[Image description: a light-skinned person with dark brown glasses is facing into the camera. Her eyes are partly closed from smiling. She wears a light green dress. Behind her are open areas of grass and trees.]

[Image description: a light-skinned person with dark brown glasses is facing into the camera. Her eyes are partly closed from smiling. She wears a light green dress. Behind her are open areas of grass and trees.]

Research Interests: critical disability studies | feminist STS | digital humanities | labor studies | crip technoscience | D/deaf studies | ethics of care | access studies | history of technology | future of work

email: louhicky(@)gmail.com

Louise Hickman is an activist and scholar of communication, and uses ethnographic, archival, and theoretical approaches to consider how access is produced for disabled people. Her current project focuses particularly on access produced by real-time stenographers and transcriptive technologies in educational settings. She uses an interdisciplinary lens drawing on feminist theory, critical disability studies, and science and technology studies to consider the historical conditions of access work, and the ways access is co-produced through human (and primarily female) labor, technological systems, and economic models and conditions. Hickman has previously served as an access consultant for β€˜Catalyst: Feminism, Theory and Technoscience,’ a peer-reviewed, open-source journal advocating for a platform where access remains a reflexive, collaborative, and distributed effort in digital and disability design. She is currently a member of the Critical Design Lab. She holds a PhD in Communication from the University of California, San Diego, and is currently working on her first manuscript: β€œThe Automation of Access.”

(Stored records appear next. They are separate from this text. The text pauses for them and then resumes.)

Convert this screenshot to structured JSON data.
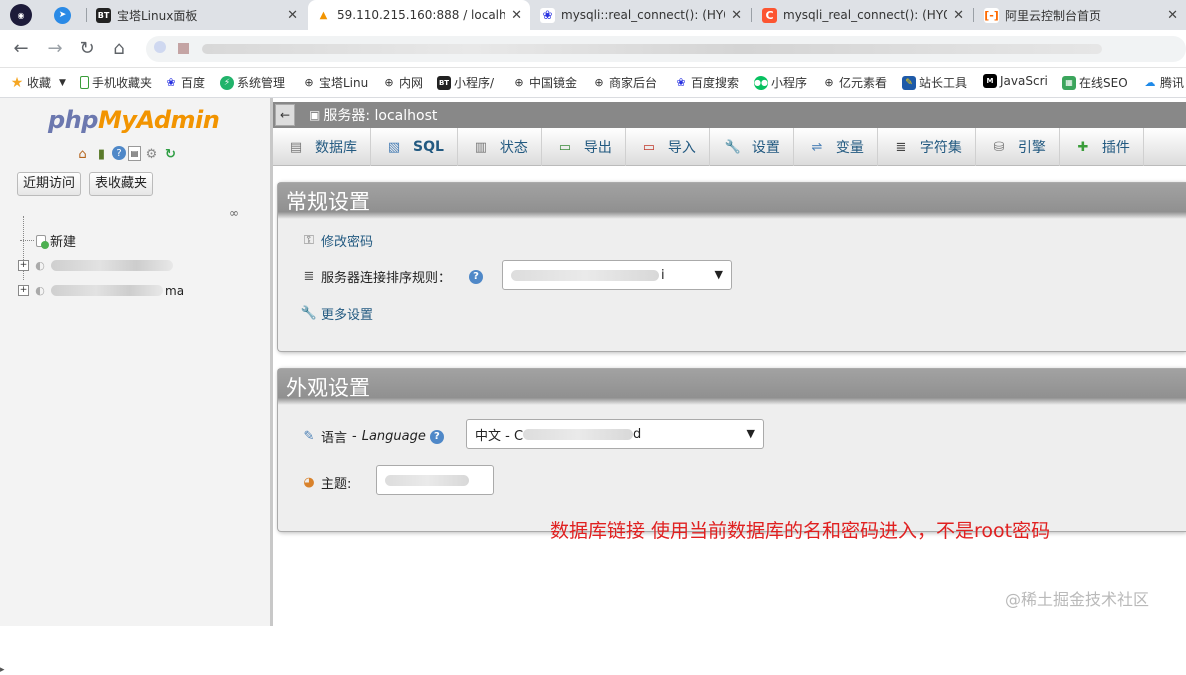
{
  "tabs": [
    {
      "label": "",
      "icon": "chromium-icon"
    },
    {
      "label": "",
      "icon": "telegram-icon"
    },
    {
      "label": "宝塔Linux面板",
      "icon": "bt-icon"
    },
    {
      "label": "59.110.215.160:888 / localh",
      "icon": "pma-icon"
    },
    {
      "label": "mysqli::real_connect(): (HY0",
      "icon": "baidu-icon"
    },
    {
      "label": "mysqli_real_connect(): (HY0",
      "icon": "csdn-icon"
    },
    {
      "label": "阿里云控制台首页",
      "icon": "aliyun-icon"
    }
  ],
  "bookmarks": [
    {
      "label": "收藏",
      "icon": "star-icon"
    },
    {
      "label": "手机收藏夹",
      "icon": "phone-icon"
    },
    {
      "label": "百度",
      "icon": "baidu-paw-icon"
    },
    {
      "label": "系统管理",
      "icon": "system-icon"
    },
    {
      "label": "宝塔Linu",
      "icon": "globe-icon"
    },
    {
      "label": "内网",
      "icon": "globe-icon"
    },
    {
      "label": "小程序/",
      "icon": "bt-icon"
    },
    {
      "label": "中国镜金",
      "icon": "globe-icon"
    },
    {
      "label": "商家后台",
      "icon": "globe-icon"
    },
    {
      "label": "百度搜索",
      "icon": "baidu-paw-icon"
    },
    {
      "label": "小程序",
      "icon": "wechat-icon"
    },
    {
      "label": "亿元素看",
      "icon": "globe-icon"
    },
    {
      "label": "站长工具",
      "icon": "tool-icon"
    },
    {
      "label": "JavaScri",
      "icon": "js-icon"
    },
    {
      "label": "在线SEO",
      "icon": "seo-icon"
    },
    {
      "label": "腾讯",
      "icon": "cloud-icon"
    }
  ],
  "left": {
    "logo_php": "php",
    "logo_myadmin": "MyAdmin",
    "recent_button": "近期访问",
    "favorites_button": "表收藏夹",
    "tree_new": "新建",
    "tree_db2_suffix": "ma"
  },
  "right": {
    "server": "服务器: localhost",
    "menu": [
      {
        "label": "数据库",
        "icon": "database-icon"
      },
      {
        "label": "SQL",
        "icon": "sql-icon"
      },
      {
        "label": "状态",
        "icon": "status-icon"
      },
      {
        "label": "导出",
        "icon": "export-icon"
      },
      {
        "label": "导入",
        "icon": "import-icon"
      },
      {
        "label": "设置",
        "icon": "wrench-icon"
      },
      {
        "label": "变量",
        "icon": "variables-icon"
      },
      {
        "label": "字符集",
        "icon": "charset-icon"
      },
      {
        "label": "引擎",
        "icon": "engine-icon"
      },
      {
        "label": "插件",
        "icon": "plugin-icon"
      }
    ],
    "general": {
      "title": "常规设置",
      "change_password": "修改密码",
      "collation_label": "服务器连接排序规则：",
      "collation_value_suffix": "i",
      "more_settings": "更多设置"
    },
    "appearance": {
      "title": "外观设置",
      "language_label": "语言",
      "language_label_en": "Language",
      "language_value_prefix": "中文 - C",
      "language_value_suffix": "d",
      "theme_label": "主题:"
    }
  },
  "annotation": "数据库链接 使用当前数据库的名和密码进入，不是root密码",
  "watermark": "@稀土掘金技术社区"
}
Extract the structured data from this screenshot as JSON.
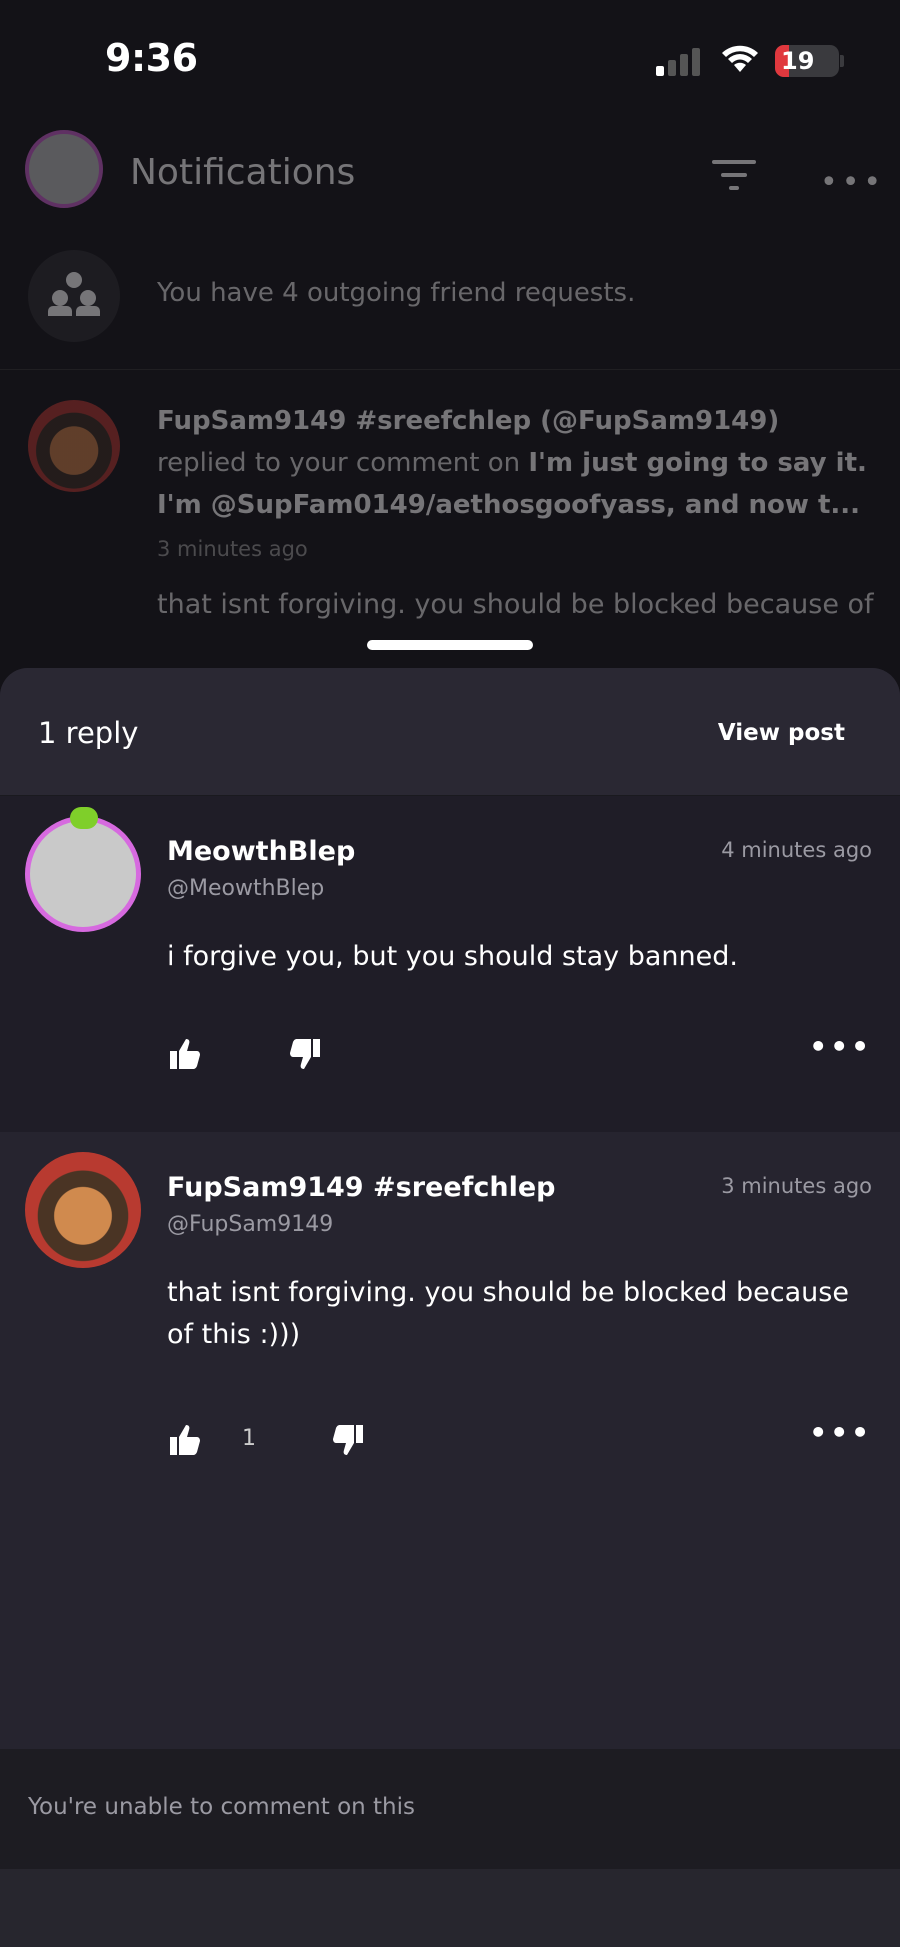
{
  "status": {
    "time": "9:36",
    "battery": "19"
  },
  "header": {
    "title": "Notifications"
  },
  "friend_requests": {
    "text": "You have 4 outgoing friend requests."
  },
  "notification": {
    "user": "FupSam9149 #sreefchlep (@FupSam9149)",
    "action": "replied to your comment on",
    "post": "I'm just going to say it. I'm @SupFam0149/aethosgoofyass, and now t...",
    "ago": "3 minutes ago",
    "preview": "that isnt forgiving. you should be blocked because of this :)))"
  },
  "sheet": {
    "reply_count": "1 reply",
    "view_post": "View post"
  },
  "comments": [
    {
      "name": "MeowthBlep",
      "handle": "@MeowthBlep",
      "time": "4 minutes ago",
      "text": "i forgive you, but you should stay banned.",
      "likes": ""
    },
    {
      "name": "FupSam9149 #sreefchlep",
      "handle": "@FupSam9149",
      "time": "3 minutes ago",
      "text": "that isnt forgiving. you should be blocked because of this :)))",
      "likes": "1"
    }
  ],
  "footer": {
    "message": "You're unable to comment on this"
  }
}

Since 2016, Louise has also worked as an access consultant and speaker for Parkeology, a U.S. based public art program.